Bumping into former students
Published 6:00 am Friday, July 27, 2018
Fond memories surround my years in the classroom. I loved being a teacher. Part of me will be a teacher forever. It gets into a person and never leaves.
Occasionally, former students cross my path. I’m always glad to see them, get hugs, and updates from them about their lives, their families, and pursuit of dreams. Sometimes it is hard to recognize former sixth graders as full-grown adults, some with their own children. It is more difficult to recognize a sweet boy’s face that is now covered in facial hair than girls who are now lovely young women. At times I stumble over trying to get the right name with the right face or trying to place the student in the right age category.
This past couple of weeks, I have run into many former students who are now involved and working in the medical field. Some are nurses’ aides, some nurses, and some techs. For some the work they are doing now is merely a stepping stone to career choices in the future.
I’ve been amazed at how many of the Harlan Appalachian Regional Hospital staff are former students whom I enjoyed in class. I’ve also been surprised to find former students working at the Tri-Cities Nursing Home and Rehabilitation Center. These encounters give me such hope for this generation who have chosen vocations that serve others in need. These young people have so many more vocational opportunities than I had when I was in grade school and high school.
In my day, women should aspire to be wives and homemakers. Those who dared dream beyond this “normal” might choose a career in teaching, nursing, secretarial work or missionary work. For the young men, the sky was the limit, but for the girls, thinking outside the box was not encouraged.
I tell former students that I’m glad to see young people working and paying in their taxes to support the system for the rest of us who are retired. This is somewhat of a joke, but in reality, it is an important part of our social structure for senior citizens.
I would like to praise the former students who have assisted in the care of my dad during medical testing, surgery, ICU, recovery, and now rehabilitation. A certain amount of pride has arisen in me for each one of them. I’m so happy to see these students actively pursuing their dreams.
My dad has done extremely well through his health ordeal and we are all so very thankful for his progress. I can’t help feeling that his amazing recovery at this point has been an answer to prayer, but also the active role of these students in his recovery process. To be given the care of senior citizens in their young hands and to do so competently and cheerfully is a wonderful thing.
I may, perhaps, have more compassion on the nurse’s aides than others because that was my first volunteer job when I was young. I was so sure that I wanted to be a nurse. The summer after my eighth grade year, I had an opportunity to volunteer at a nursing home within walking distance of our house. I was so proud to put on my crisp red and white striped pinafore, starched white shirt and nurse’s hat as I marched off to the romantic notion of helping others.

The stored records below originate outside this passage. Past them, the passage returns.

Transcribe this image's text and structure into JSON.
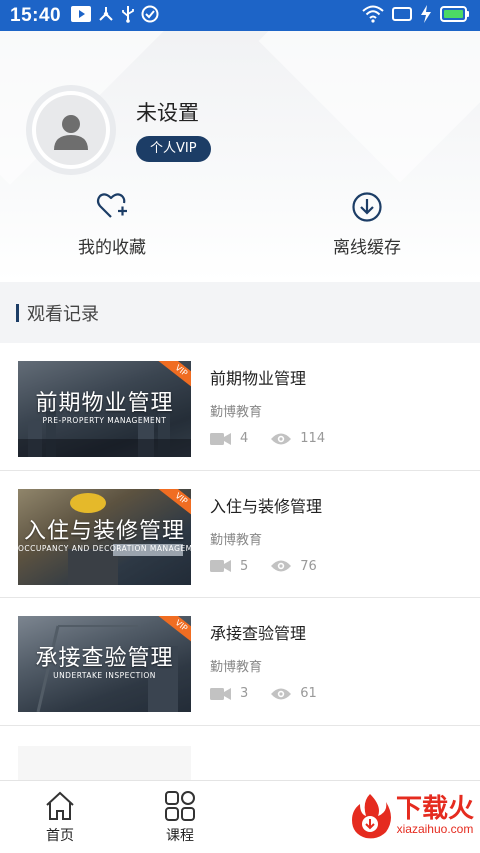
{
  "status_bar": {
    "time": "15:40"
  },
  "profile": {
    "username": "未设置",
    "badge": "个人VIP",
    "actions": [
      {
        "label": "我的收藏",
        "icon": "heart-plus-icon"
      },
      {
        "label": "离线缓存",
        "icon": "download-circle-icon"
      }
    ]
  },
  "history": {
    "title": "观看记录",
    "items": [
      {
        "thumb_title": "前期物业管理",
        "thumb_sub": "PRE-PROPERTY MANAGEMENT",
        "title": "前期物业管理",
        "org": "勤博教育",
        "videos": "4",
        "views": "114",
        "vip": "VIP"
      },
      {
        "thumb_title": "入住与装修管理",
        "thumb_sub": "OCCUPANCY AND DECORATION MANAGEMENT",
        "title": "入住与装修管理",
        "org": "勤博教育",
        "videos": "5",
        "views": "76",
        "vip": "VIP"
      },
      {
        "thumb_title": "承接查验管理",
        "thumb_sub": "UNDERTAKE INSPECTION",
        "title": "承接查验管理",
        "org": "勤博教育",
        "videos": "3",
        "views": "61",
        "vip": "VIP"
      }
    ]
  },
  "bottom_nav": {
    "items": [
      {
        "label": "首页",
        "icon": "home-icon"
      },
      {
        "label": "课程",
        "icon": "grid-icon"
      }
    ]
  },
  "watermark": {
    "text": "下载火",
    "sub": "xiazaihuo.com"
  },
  "colors": {
    "status_bar": "#1d64c7",
    "vip_badge": "#1c3d66",
    "vip_flag": "#f06d22",
    "watermark": "#e52b1f"
  }
}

I’m glad I did this volunteer stint in the nursing home. It cured me of ever thinking I could make it as a full-fledged nurse. I couldn’t handle the emotional loss of going in and finding a favorite patient passed on to eternity on several occasions. This was the turning point that made me begin to look toward teaching.
I certainly admire and appreciate all the caregivers involved in my dad’s progress from nurse’s aides to department heads, physicians, and every other person who pours themselves into the care of patients. And I couldn’t be prouder than to find my former students among these amazing people at every level of care provider.
Reach longtime Enterprise columnist Judith Victoria Hensley at email@example.com or on Facebook. Check out her blog: One Step Beyond the Door.